Not Quite The Everglades

Posted on May 27, 2013 by


This slideshow requires JavaScript.

Thumbs Down to Pinewood Nurseries (Wexham, Slough, Berkshire). To spoil someone’s day is tantamount to crime. Its website promises ‘a relaxed and homely atmosphere’. Don’t believe a word of it. The staff are mean spirited. Less than feeble at customer relations, they clearly have a penchant for shooting themselves in the foot.

We had driven miles to Slough Hospital to visit a family member in the Emergency Cardiac Unit. With an hour to go before Visiting, we had a bite to eat at the Prop House Café (in the Nursery). As it was a lovely, warm, sunny day, we left our wheels in the very large, very empty, car park and walked over the road to the hospital where, to our immense relief, we found our loved one slightly better. Happier than we had been since he was ambulanced in, we wandered back to the Nursery for afternoon tea and to fill the car with groceries from the farm shop. Or not. Stuck on the windscreen was a sheet of A4 threatening us with clamping if we parked there again. Gobsmacked we looked around for No Parking signs. None. Even if there were Customers Only we would have parked because – er – we were customers. Upset doesn’t begin to describe how we felt. We spent £50 there in two days and was about to part with another £50. What is it about this country?

Minus our afternoon tea, very downhearted, we made our way to Slimbridge (entrance fee a whopping £11.60). Anticipating the promised wet lands we pull on our boots and head for the caff. Now very hungry indeed we plump for the meat balls. Our verdict in the Comments Box?  ‘Meat balls. Cannon balls. We’ve eaten better school dinners’. We import French electricity (EDF) why can not we import Les Relais Routiers?

Words such as ‘wild fowl’ and ‘wetland’ conjure up images of nature do they not? They do not conjure up images of concrete paths wide enough to accommodate mobility scooters. Or signs saying Discovery Trail (the whole of Britain is now Blue Peter) and No Entry Beyond This Point. Where were the ‘great spectacles…beautiful landscapes’ as promised on the website? Wild means wild does it not? Apparently not. Moses was a boy when these ringed birds last saw the wilds.

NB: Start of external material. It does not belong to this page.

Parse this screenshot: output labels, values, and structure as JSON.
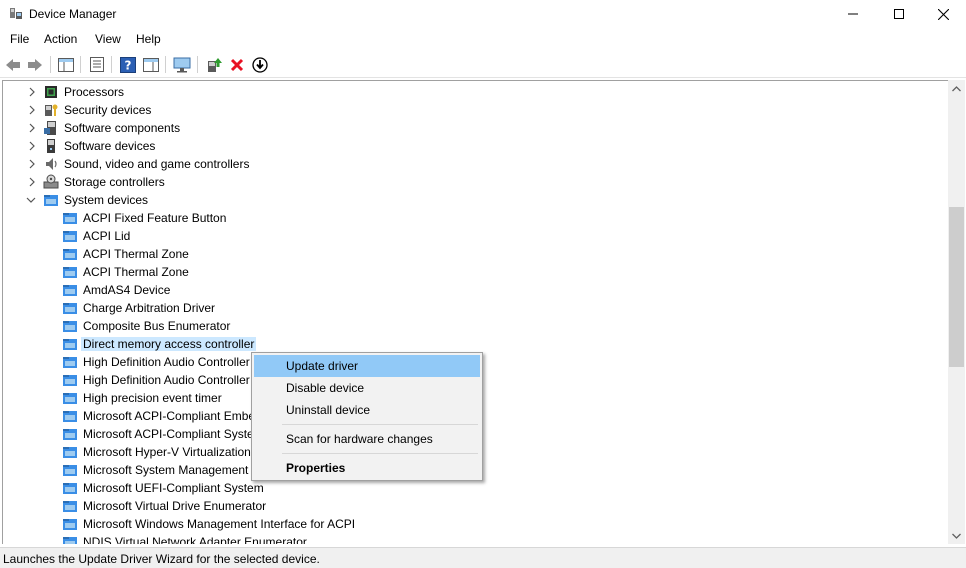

The Lesser Spotted Mobilty (should that not be immobility) Scooter is a common species at Slimbridge. Waddling along the path was Jemima Puddleduck, offspring following behind in single file. Purring alongside, one behind the other, came The Obese Family, pa, ma and daughter, all scootered up waiting for gastric bands on the NHS. What is it about this country? Does no-one have any shame any more?

All in all, Slimbridge is more of a bird museum than a nature reserve. Still, the ducks with bright blue bills are impressive as are the avocets and what a treat to see a Bewick Swan. Wanted to see one of those ever since researching Thomas Bewick for Essential Islington: From Boadicea to Blair. At least we think it was a Bewick. The website says not, they had already hot winged it to Russia.   Bewick moved to Islington in London from Newcastle. Apart from Westminster Abbey, he didn’t like London. Although much in demand, never out of work and earning a lot of money he went back home saying he: ‘would rather herd sheep in Newcastle for five shillings a week than stay in London’. His zoologist friend William Yarrell named Bewick’s Swan after him. Yarrell wrote A History of British Birds years after Bewick’s book of the same name. It was Yarrell who described Bewick’s Swan in 1830, distinguishing it from the larger Whooper Swan.

We followed the hordes to gawp at a kingfisher so far away it was almost invisible to the naked eye. Just as we were about to witness something extraordinary – a bird actually flying – it was chucking out time. 5.30! Why? It doesn’t get dark until late; we could have seen birds looking for supper.

We left this sanitised, concrete, bird land feeling home sick for Paxton Pits a proper Nature Reserve near Cambridge. Entrance is free. It also has a pub with food to knock the socks of Slimbridge and Pinewood Nurseries. We even heard a nightingale there. Last time we went, we ended up wandering ten miles by accident. ‘ Seen any herons? ‘I yell to a pair of joggers. ‘Near the weir’, came the reply. The joy of Paxton Pits is that those joggers were the only sign of human life that day. We set off, innocent of how far away the weir is from civilisation. Practically in the next county. We never did see a heron but did pass two nesting swans on the river bank. Paxton Pits is how Peter Scott imagined Slimbridge would look. A wetland with wildlife.

Posted in: Article, Review